-------- Given data --------
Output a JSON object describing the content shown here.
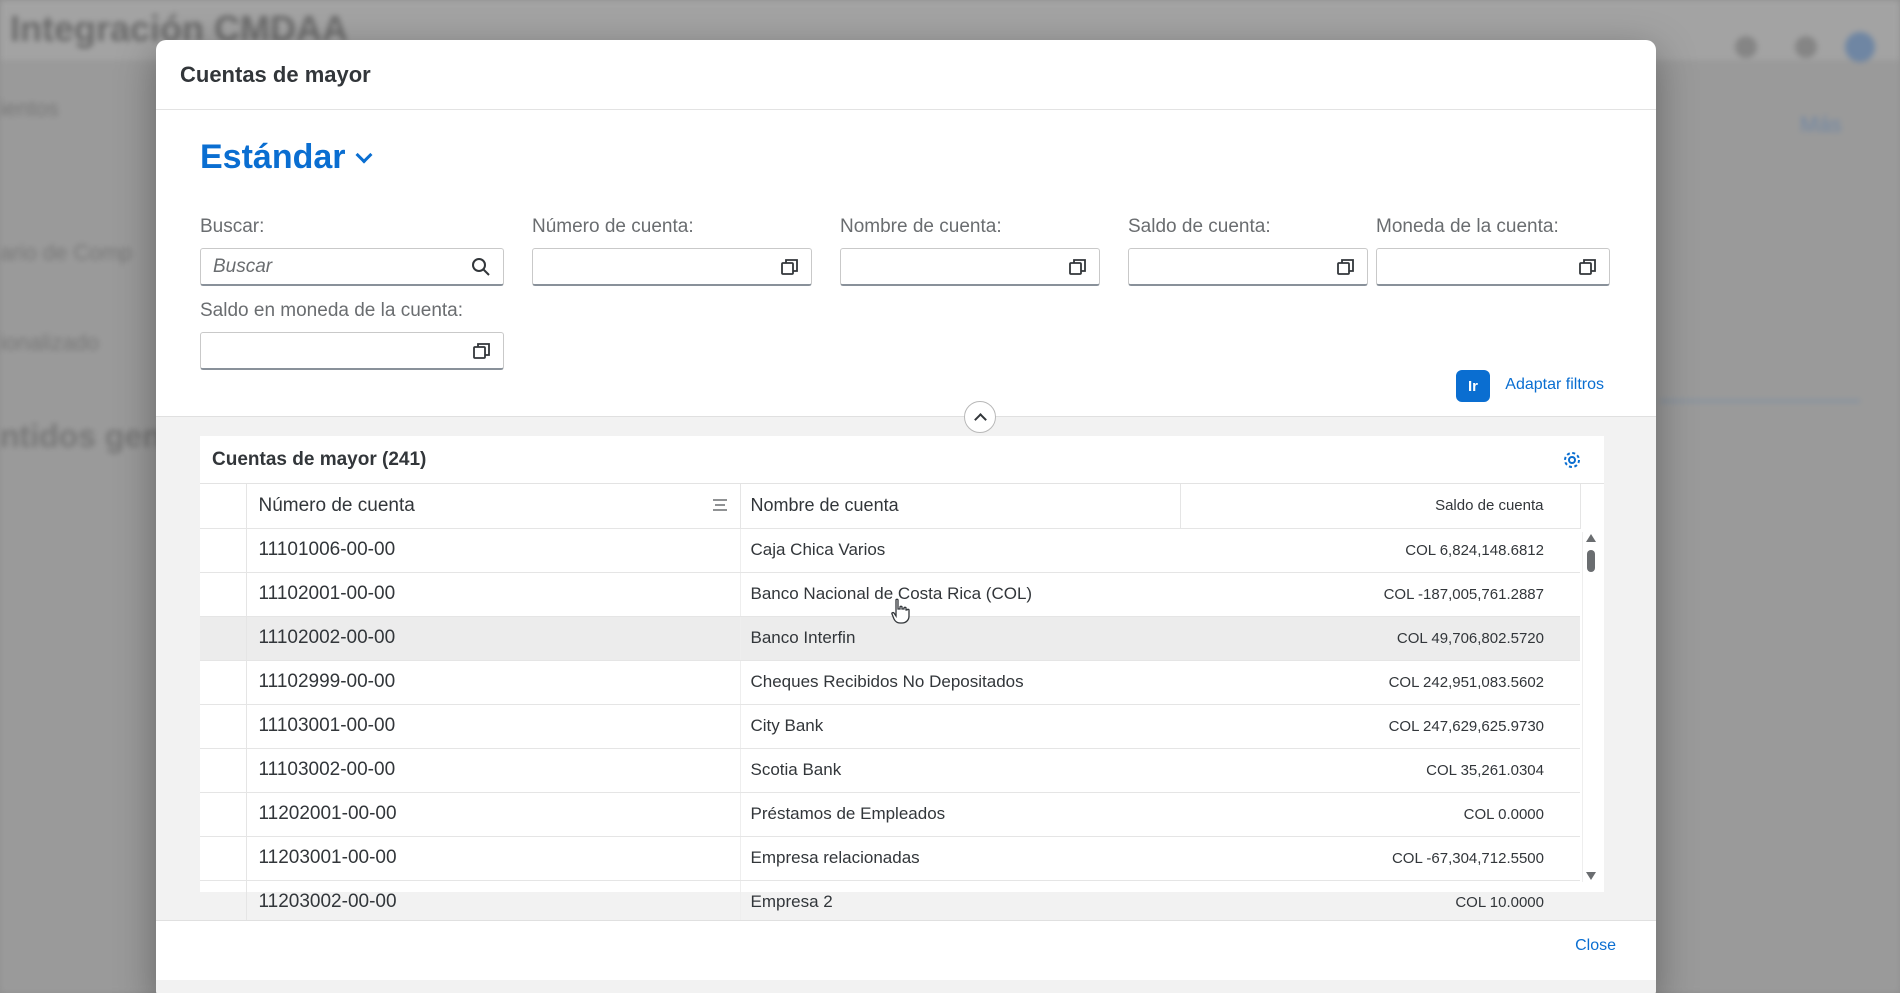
{
  "background": {
    "app_title": "Integración CMDAA",
    "left_texts": [
      "ientos",
      "ario de Comp",
      "ionalizado",
      "ntidos gen"
    ],
    "right_link": "Más"
  },
  "dialog": {
    "title": "Cuentas de mayor",
    "variant": "Estándar",
    "close_label": "Close"
  },
  "filters": {
    "search": {
      "label": "Buscar:",
      "placeholder": "Buscar",
      "value": ""
    },
    "account_number": {
      "label": "Número de cuenta:",
      "value": ""
    },
    "account_name": {
      "label": "Nombre de cuenta:",
      "value": ""
    },
    "account_balance": {
      "label": "Saldo de cuenta:",
      "value": ""
    },
    "account_currency": {
      "label": "Moneda de la cuenta:",
      "value": ""
    },
    "balance_in_currency": {
      "label": "Saldo en moneda de la cuenta:",
      "value": ""
    },
    "go_label": "Ir",
    "adapt_label": "Adaptar filtros"
  },
  "table": {
    "title": "Cuentas de mayor (241)",
    "columns": [
      "Número de cuenta",
      "Nombre de cuenta",
      "Saldo de cuenta"
    ],
    "rows": [
      {
        "number": "11101006-00-00",
        "name": "Caja Chica Varios",
        "balance": "COL 6,824,148.6812"
      },
      {
        "number": "11102001-00-00",
        "name": "Banco Nacional de Costa Rica (COL)",
        "balance": "COL -187,005,761.2887"
      },
      {
        "number": "11102002-00-00",
        "name": "Banco Interfin",
        "balance": "COL 49,706,802.5720"
      },
      {
        "number": "11102999-00-00",
        "name": "Cheques Recibidos No Depositados",
        "balance": "COL 242,951,083.5602"
      },
      {
        "number": "11103001-00-00",
        "name": "City Bank",
        "balance": "COL 247,629,625.9730"
      },
      {
        "number": "11103002-00-00",
        "name": "Scotia Bank",
        "balance": "COL 35,261.0304"
      },
      {
        "number": "11202001-00-00",
        "name": "Préstamos de Empleados",
        "balance": "COL 0.0000"
      },
      {
        "number": "11203001-00-00",
        "name": "Empresa relacionadas",
        "balance": "COL -67,304,712.5500"
      },
      {
        "number": "11203002-00-00",
        "name": "Empresa 2",
        "balance": "COL 10.0000"
      }
    ],
    "hover_row_index": 2
  },
  "colors": {
    "accent": "#0a6ed1",
    "text": "#32363a",
    "muted": "#6a6d70"
  }
}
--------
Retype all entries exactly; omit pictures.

Output a JSON object describing the content shown here.
{
  "background": {
    "app_title": "Integración CMDAA",
    "left_texts": [
      "ientos",
      "ario de Comp",
      "ionalizado",
      "ntidos gen"
    ],
    "right_link": "Más"
  },
  "dialog": {
    "title": "Cuentas de mayor",
    "variant": "Estándar",
    "close_label": "Close"
  },
  "filters": {
    "search": {
      "label": "Buscar:",
      "placeholder": "Buscar",
      "value": ""
    },
    "account_number": {
      "label": "Número de cuenta:",
      "value": ""
    },
    "account_name": {
      "label": "Nombre de cuenta:",
      "value": ""
    },
    "account_balance": {
      "label": "Saldo de cuenta:",
      "value": ""
    },
    "account_currency": {
      "label": "Moneda de la cuenta:",
      "value": ""
    },
    "balance_in_currency": {
      "label": "Saldo en moneda de la cuenta:",
      "value": ""
    },
    "go_label": "Ir",
    "adapt_label": "Adaptar filtros"
  },
  "table": {
    "title": "Cuentas de mayor (241)",
    "columns": [
      "Número de cuenta",
      "Nombre de cuenta",
      "Saldo de cuenta"
    ],
    "rows": [
      {
        "number": "11101006-00-00",
        "name": "Caja Chica Varios",
        "balance": "COL 6,824,148.6812"
      },
      {
        "number": "11102001-00-00",
        "name": "Banco Nacional de Costa Rica (COL)",
        "balance": "COL -187,005,761.2887"
      },
      {
        "number": "11102002-00-00",
        "name": "Banco Interfin",
        "balance": "COL 49,706,802.5720"
      },
      {
        "number": "11102999-00-00",
        "name": "Cheques Recibidos No Depositados",
        "balance": "COL 242,951,083.5602"
      },
      {
        "number": "11103001-00-00",
        "name": "City Bank",
        "balance": "COL 247,629,625.9730"
      },
      {
        "number": "11103002-00-00",
        "name": "Scotia Bank",
        "balance": "COL 35,261.0304"
      },
      {
        "number": "11202001-00-00",
        "name": "Préstamos de Empleados",
        "balance": "COL 0.0000"
      },
      {
        "number": "11203001-00-00",
        "name": "Empresa relacionadas",
        "balance": "COL -67,304,712.5500"
      },
      {
        "number": "11203002-00-00",
        "name": "Empresa 2",
        "balance": "COL 10.0000"
      }
    ],
    "hover_row_index": 2
  },
  "colors": {
    "accent": "#0a6ed1",
    "text": "#32363a",
    "muted": "#6a6d70"
  }
}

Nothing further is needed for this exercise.